● Data for processing:
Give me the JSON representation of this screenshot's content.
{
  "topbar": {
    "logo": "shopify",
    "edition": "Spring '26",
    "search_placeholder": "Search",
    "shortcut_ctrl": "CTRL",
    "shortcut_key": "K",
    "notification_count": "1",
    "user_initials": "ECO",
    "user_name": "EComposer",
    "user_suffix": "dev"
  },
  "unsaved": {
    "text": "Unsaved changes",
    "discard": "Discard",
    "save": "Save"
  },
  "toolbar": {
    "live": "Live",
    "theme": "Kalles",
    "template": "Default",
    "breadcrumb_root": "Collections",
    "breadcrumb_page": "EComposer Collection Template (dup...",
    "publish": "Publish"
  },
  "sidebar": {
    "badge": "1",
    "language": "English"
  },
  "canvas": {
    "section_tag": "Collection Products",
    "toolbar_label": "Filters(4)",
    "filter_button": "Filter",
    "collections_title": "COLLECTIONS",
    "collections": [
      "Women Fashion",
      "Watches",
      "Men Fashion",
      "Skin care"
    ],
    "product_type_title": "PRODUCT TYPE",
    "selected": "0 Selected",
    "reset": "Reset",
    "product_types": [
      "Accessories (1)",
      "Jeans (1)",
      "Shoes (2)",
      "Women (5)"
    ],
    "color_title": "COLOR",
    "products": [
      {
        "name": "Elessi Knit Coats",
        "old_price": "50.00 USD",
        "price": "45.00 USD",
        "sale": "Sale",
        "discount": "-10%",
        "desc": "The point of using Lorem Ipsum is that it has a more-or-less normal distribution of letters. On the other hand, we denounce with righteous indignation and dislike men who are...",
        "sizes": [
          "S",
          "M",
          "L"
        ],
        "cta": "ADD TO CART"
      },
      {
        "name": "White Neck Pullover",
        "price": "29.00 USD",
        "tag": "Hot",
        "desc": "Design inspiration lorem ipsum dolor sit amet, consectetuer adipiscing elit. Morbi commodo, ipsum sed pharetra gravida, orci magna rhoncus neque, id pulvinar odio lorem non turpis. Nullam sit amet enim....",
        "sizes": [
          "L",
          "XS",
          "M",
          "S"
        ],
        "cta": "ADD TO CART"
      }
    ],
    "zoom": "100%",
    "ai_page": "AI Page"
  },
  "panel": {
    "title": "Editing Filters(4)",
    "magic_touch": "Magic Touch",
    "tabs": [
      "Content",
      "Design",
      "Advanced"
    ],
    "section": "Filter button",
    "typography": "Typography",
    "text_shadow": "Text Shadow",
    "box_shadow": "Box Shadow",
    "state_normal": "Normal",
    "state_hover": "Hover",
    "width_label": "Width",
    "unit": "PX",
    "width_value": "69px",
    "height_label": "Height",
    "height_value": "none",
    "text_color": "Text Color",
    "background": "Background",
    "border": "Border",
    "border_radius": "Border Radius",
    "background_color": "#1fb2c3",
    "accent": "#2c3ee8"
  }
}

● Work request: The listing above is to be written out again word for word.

● Exercise response:
Give me the JSON representation of this screenshot's content.
{
  "topbar": {
    "logo": "shopify",
    "edition": "Spring '26",
    "search_placeholder": "Search",
    "shortcut_ctrl": "CTRL",
    "shortcut_key": "K",
    "notification_count": "1",
    "user_initials": "ECO",
    "user_name": "EComposer",
    "user_suffix": "dev"
  },
  "unsaved": {
    "text": "Unsaved changes",
    "discard": "Discard",
    "save": "Save"
  },
  "toolbar": {
    "live": "Live",
    "theme": "Kalles",
    "template": "Default",
    "breadcrumb_root": "Collections",
    "breadcrumb_page": "EComposer Collection Template (dup...",
    "publish": "Publish"
  },
  "sidebar": {
    "badge": "1",
    "language": "English"
  },
  "canvas": {
    "section_tag": "Collection Products",
    "toolbar_label": "Filters(4)",
    "filter_button": "Filter",
    "collections_title": "COLLECTIONS",
    "collections": [
      "Women Fashion",
      "Watches",
      "Men Fashion",
      "Skin care"
    ],
    "product_type_title": "PRODUCT TYPE",
    "selected": "0 Selected",
    "reset": "Reset",
    "product_types": [
      "Accessories (1)",
      "Jeans (1)",
      "Shoes (2)",
      "Women (5)"
    ],
    "color_title": "COLOR",
    "products": [
      {
        "name": "Elessi Knit Coats",
        "old_price": "50.00 USD",
        "price": "45.00 USD",
        "sale": "Sale",
        "discount": "-10%",
        "desc": "The point of using Lorem Ipsum is that it has a more-or-less normal distribution of letters. On the other hand, we denounce with righteous indignation and dislike men who are...",
        "sizes": [
          "S",
          "M",
          "L"
        ],
        "cta": "ADD TO CART"
      },
      {
        "name": "White Neck Pullover",
        "price": "29.00 USD",
        "tag": "Hot",
        "desc": "Design inspiration lorem ipsum dolor sit amet, consectetuer adipiscing elit. Morbi commodo, ipsum sed pharetra gravida, orci magna rhoncus neque, id pulvinar odio lorem non turpis. Nullam sit amet enim....",
        "sizes": [
          "L",
          "XS",
          "M",
          "S"
        ],
        "cta": "ADD TO CART"
      }
    ],
    "zoom": "100%",
    "ai_page": "AI Page"
  },
  "panel": {
    "title": "Editing Filters(4)",
    "magic_touch": "Magic Touch",
    "tabs": [
      "Content",
      "Design",
      "Advanced"
    ],
    "section": "Filter button",
    "typography": "Typography",
    "text_shadow": "Text Shadow",
    "box_shadow": "Box Shadow",
    "state_normal": "Normal",
    "state_hover": "Hover",
    "width_label": "Width",
    "unit": "PX",
    "width_value": "69px",
    "height_label": "Height",
    "height_value": "none",
    "text_color": "Text Color",
    "background": "Background",
    "border": "Border",
    "border_radius": "Border Radius",
    "background_color": "#1fb2c3",
    "accent": "#2c3ee8"
  }
}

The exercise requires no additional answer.